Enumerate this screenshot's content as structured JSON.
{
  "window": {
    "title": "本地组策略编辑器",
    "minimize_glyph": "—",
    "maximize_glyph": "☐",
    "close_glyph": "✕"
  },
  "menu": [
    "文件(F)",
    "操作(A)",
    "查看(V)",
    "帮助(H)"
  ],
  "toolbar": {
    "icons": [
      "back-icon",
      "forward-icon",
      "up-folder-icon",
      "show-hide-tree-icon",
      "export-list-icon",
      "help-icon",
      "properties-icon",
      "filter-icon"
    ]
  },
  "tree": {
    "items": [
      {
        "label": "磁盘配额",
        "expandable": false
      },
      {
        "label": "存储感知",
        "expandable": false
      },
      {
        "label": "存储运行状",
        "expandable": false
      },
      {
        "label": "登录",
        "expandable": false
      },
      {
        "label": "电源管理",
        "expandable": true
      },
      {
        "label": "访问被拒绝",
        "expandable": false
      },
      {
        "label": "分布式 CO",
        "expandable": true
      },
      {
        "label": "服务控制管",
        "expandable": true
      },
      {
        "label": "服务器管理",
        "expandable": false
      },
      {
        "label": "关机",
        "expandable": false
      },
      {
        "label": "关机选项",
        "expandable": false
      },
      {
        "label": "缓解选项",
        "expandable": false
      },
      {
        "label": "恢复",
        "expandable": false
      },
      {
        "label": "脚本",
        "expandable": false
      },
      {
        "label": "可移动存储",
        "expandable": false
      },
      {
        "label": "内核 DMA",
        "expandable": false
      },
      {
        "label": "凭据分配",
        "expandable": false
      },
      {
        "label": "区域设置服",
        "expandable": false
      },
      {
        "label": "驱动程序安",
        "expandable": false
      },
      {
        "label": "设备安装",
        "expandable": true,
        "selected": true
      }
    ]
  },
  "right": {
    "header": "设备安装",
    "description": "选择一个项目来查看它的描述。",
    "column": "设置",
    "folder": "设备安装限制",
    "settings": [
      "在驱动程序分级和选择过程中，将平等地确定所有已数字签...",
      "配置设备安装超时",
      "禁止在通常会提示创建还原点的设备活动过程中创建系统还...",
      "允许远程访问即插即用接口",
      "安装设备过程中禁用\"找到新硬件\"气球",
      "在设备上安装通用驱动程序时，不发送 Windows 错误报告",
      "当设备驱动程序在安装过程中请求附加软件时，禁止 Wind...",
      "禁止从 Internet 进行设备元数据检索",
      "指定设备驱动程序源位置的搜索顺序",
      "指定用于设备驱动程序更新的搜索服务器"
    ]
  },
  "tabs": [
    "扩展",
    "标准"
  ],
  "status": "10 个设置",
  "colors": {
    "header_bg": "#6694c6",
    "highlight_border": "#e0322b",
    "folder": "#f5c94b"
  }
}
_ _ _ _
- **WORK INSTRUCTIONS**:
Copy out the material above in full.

- **OUTPUT OF THE TASK**:
Enumerate this screenshot's content as structured JSON.
{
  "window": {
    "title": "本地组策略编辑器",
    "minimize_glyph": "—",
    "maximize_glyph": "☐",
    "close_glyph": "✕"
  },
  "menu": [
    "文件(F)",
    "操作(A)",
    "查看(V)",
    "帮助(H)"
  ],
  "toolbar": {
    "icons": [
      "back-icon",
      "forward-icon",
      "up-folder-icon",
      "show-hide-tree-icon",
      "export-list-icon",
      "help-icon",
      "properties-icon",
      "filter-icon"
    ]
  },
  "tree": {
    "items": [
      {
        "label": "磁盘配额",
        "expandable": false
      },
      {
        "label": "存储感知",
        "expandable": false
      },
      {
        "label": "存储运行状",
        "expandable": false
      },
      {
        "label": "登录",
        "expandable": false
      },
      {
        "label": "电源管理",
        "expandable": true
      },
      {
        "label": "访问被拒绝",
        "expandable": false
      },
      {
        "label": "分布式 CO",
        "expandable": true
      },
      {
        "label": "服务控制管",
        "expandable": true
      },
      {
        "label": "服务器管理",
        "expandable": false
      },
      {
        "label": "关机",
        "expandable": false
      },
      {
        "label": "关机选项",
        "expandable": false
      },
      {
        "label": "缓解选项",
        "expandable": false
      },
      {
        "label": "恢复",
        "expandable": false
      },
      {
        "label": "脚本",
        "expandable": false
      },
      {
        "label": "可移动存储",
        "expandable": false
      },
      {
        "label": "内核 DMA",
        "expandable": false
      },
      {
        "label": "凭据分配",
        "expandable": false
      },
      {
        "label": "区域设置服",
        "expandable": false
      },
      {
        "label": "驱动程序安",
        "expandable": false
      },
      {
        "label": "设备安装",
        "expandable": true,
        "selected": true
      }
    ]
  },
  "right": {
    "header": "设备安装",
    "description": "选择一个项目来查看它的描述。",
    "column": "设置",
    "folder": "设备安装限制",
    "settings": [
      "在驱动程序分级和选择过程中，将平等地确定所有已数字签...",
      "配置设备安装超时",
      "禁止在通常会提示创建还原点的设备活动过程中创建系统还...",
      "允许远程访问即插即用接口",
      "安装设备过程中禁用\"找到新硬件\"气球",
      "在设备上安装通用驱动程序时，不发送 Windows 错误报告",
      "当设备驱动程序在安装过程中请求附加软件时，禁止 Wind...",
      "禁止从 Internet 进行设备元数据检索",
      "指定设备驱动程序源位置的搜索顺序",
      "指定用于设备驱动程序更新的搜索服务器"
    ]
  },
  "tabs": [
    "扩展",
    "标准"
  ],
  "status": "10 个设置",
  "colors": {
    "header_bg": "#6694c6",
    "highlight_border": "#e0322b",
    "folder": "#f5c94b"
  }
}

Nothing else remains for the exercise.